“Price is what you pay. Value is what you get”. – Warren Buffett.
Takeaway: To price a product right, figure out how much value it provides to your customers, not how much it costs you to offer it.
One core element of your Marketing Mix (which we have discussed in an earlier post) is your pricing strategy. Finding the right price for a new product can be tough since there are many factors that play into the pricing decision such as cost, competition, brand value, positioning etc.
The most basic way to price a product is using the cost-plus approach. Here, simply spoken, you take the total cost of your product or service and add some margin that allows your company to make a profit. For example, if you run an online store and find that a profit margin of 50% would be appropriate, you would charge your customers twice the amount it costs you to purchase an item you sell. A t-shirt that costs you $10 (i.e. cost for material, labor, overhead) would be priced at $20 at your online shop, giving you a nice 50% margin or $10 in profits per sale.
While this is an easy and straight-forward way to price your products, it ignores how your competitors price their products and what your customers are willing to pay. A better approach to pricing is the Economic Value to Customer (EVC). The basic idea behind the EVC is that your customer’s maximum willingness to pay is the sum of the price of the closest substitute to your product (reference value) and the additional value your product provides relative to the best alternative (differentiation value). If you express this relationship in a formula, it looks like this:
EVC = reference value + differentiation value
Let’s look at an example: Say, you are in the market to buy a smartphone and you have certain needs such as a good camera, a high amount of storage, a big display etc.
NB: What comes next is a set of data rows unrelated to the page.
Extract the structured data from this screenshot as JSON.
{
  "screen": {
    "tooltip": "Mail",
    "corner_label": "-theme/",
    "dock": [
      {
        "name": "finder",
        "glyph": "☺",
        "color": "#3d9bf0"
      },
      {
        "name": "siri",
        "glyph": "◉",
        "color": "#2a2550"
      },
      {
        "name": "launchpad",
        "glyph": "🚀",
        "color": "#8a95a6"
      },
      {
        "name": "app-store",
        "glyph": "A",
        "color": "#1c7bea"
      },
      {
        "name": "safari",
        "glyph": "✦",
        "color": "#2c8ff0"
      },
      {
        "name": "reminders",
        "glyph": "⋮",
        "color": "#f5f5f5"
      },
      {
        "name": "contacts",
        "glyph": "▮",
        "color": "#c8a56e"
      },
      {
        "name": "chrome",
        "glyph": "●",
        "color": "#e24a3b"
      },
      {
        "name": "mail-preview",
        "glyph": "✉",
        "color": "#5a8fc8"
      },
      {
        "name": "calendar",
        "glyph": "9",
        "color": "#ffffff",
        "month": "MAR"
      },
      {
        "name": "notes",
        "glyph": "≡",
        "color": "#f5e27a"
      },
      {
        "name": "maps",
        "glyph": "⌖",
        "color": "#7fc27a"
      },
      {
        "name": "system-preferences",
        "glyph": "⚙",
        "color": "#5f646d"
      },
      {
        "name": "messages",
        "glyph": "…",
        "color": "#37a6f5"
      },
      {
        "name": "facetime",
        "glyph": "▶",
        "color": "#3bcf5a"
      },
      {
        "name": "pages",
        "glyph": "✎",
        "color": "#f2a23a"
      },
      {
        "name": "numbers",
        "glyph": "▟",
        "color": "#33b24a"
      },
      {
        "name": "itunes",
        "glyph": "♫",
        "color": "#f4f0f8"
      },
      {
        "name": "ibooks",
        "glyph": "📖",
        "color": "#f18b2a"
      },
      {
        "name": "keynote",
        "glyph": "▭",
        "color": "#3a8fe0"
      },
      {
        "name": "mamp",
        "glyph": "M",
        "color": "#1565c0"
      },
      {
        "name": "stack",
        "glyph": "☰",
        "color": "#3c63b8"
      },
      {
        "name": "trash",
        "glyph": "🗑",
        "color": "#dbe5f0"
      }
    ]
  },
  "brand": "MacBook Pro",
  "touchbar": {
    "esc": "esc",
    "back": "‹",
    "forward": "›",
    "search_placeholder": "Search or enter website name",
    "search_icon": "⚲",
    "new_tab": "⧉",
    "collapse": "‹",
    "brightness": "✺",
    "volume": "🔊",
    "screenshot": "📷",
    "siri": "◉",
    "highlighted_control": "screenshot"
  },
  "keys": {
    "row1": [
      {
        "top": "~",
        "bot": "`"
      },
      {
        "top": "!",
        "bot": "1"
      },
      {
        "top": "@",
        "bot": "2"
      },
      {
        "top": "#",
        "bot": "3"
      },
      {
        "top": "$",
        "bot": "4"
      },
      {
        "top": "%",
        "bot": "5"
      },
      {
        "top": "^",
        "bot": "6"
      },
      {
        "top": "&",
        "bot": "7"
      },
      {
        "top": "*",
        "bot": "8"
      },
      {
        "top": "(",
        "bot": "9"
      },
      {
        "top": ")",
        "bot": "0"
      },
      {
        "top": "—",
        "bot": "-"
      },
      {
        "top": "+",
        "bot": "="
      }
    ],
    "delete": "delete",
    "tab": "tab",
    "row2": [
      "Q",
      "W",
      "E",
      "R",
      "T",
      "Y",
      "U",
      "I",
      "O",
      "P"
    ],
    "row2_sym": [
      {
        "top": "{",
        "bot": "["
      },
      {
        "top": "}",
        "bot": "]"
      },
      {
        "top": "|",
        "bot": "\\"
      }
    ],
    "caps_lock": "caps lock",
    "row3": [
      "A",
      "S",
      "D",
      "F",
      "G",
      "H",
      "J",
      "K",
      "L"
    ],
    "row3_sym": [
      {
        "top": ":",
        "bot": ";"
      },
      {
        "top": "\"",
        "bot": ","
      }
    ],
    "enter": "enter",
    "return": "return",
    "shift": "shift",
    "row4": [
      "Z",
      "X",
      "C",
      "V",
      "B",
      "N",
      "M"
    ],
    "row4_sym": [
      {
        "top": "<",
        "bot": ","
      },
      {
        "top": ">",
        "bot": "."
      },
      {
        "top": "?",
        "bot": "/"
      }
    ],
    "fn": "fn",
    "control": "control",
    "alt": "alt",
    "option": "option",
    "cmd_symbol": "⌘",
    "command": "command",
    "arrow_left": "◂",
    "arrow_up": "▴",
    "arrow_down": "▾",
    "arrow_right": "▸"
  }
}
After some research, you find an Android phone by a leading brand that seems to fulfill all your needs for $300. This is your reference value.
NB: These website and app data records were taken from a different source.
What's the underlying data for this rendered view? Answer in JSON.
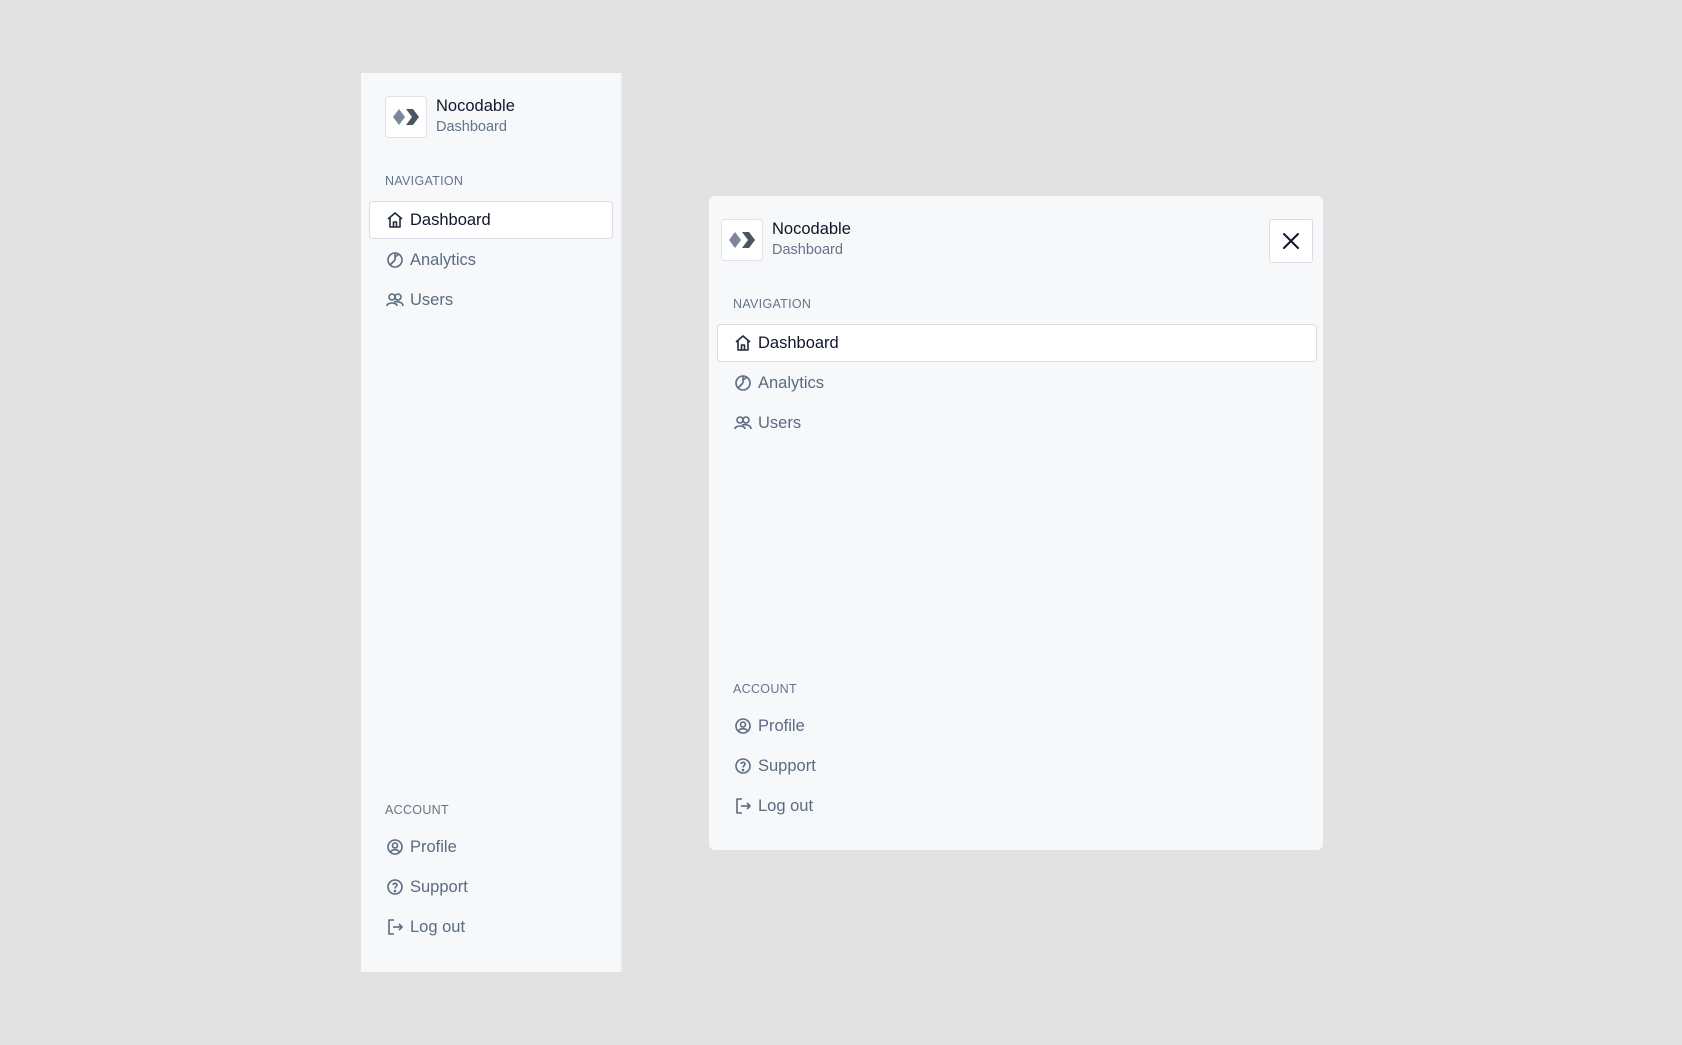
{
  "brand": {
    "name": "Nocodable",
    "subtitle": "Dashboard"
  },
  "navigation": {
    "label": "NAVIGATION",
    "items": [
      {
        "label": "Dashboard",
        "icon": "home-icon",
        "active": true
      },
      {
        "label": "Analytics",
        "icon": "pie-chart-icon",
        "active": false
      },
      {
        "label": "Users",
        "icon": "users-icon",
        "active": false
      }
    ]
  },
  "account": {
    "label": "ACCOUNT",
    "items": [
      {
        "label": "Profile",
        "icon": "user-circle-icon"
      },
      {
        "label": "Support",
        "icon": "help-circle-icon"
      },
      {
        "label": "Log out",
        "icon": "logout-icon"
      }
    ]
  },
  "colors": {
    "background": "#e2e2e2",
    "panel": "#f6f8fa",
    "text_primary": "#0f172a",
    "text_muted": "#5b6b80",
    "border": "#d9dde3"
  }
}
Now you are debating whether you should get an iPhone instead that would also tick all the boxes on your feature wish list. But the iPhone, in this example, is priced at $600. So, under what circumstances would you (or anyone else) buy the iPhone? This depends on whether the iPhone provides equal to or more than $300 in differentiation value ($600 – $300 in reference value).
What are sources for this differentiation value? The Apple branding, the design, the quality of the materials used, additional features, fast availability, network benefits (maybe all your friends have iPhones or your other devices are Apple products), support and so on. Do these factors provide you as a customer with an additional $300 in value? It depends on what you value. And this is where pricing becomes even trickier because not all customers are created equal. For some people, the design and the branding alone might be worth $300, for others all the factors listed don’t provide any additional value.
What implications does this have on your pricing decisions?
- First, figure out what benefits your product provides to your customers. What sources of value do you have? A feature alone is worth $0 if your customers don’t value it.
- Second, identify what the closest substitute to your product and its price point is. Realize that the more identical and cheaper the substitute is, the lower the EVC of your product will be.
- Third, calculate what sources of differentiation value are and how much $-value these create for your customers. Here, it’s important to keep in mind that different customer segments will assign different values to certain benefits. This should inform how you tailor your product to different customer segments (all smartphone brands offer more than one model to do exactly this) and how you communicate the differentiation value to them.
- Finally, find the right price by looking at reference and differentiation value. Note, that you shouldn’t necessarily price your product at the EVC but rather use it as the maximum price at which customers receive the value they perceive.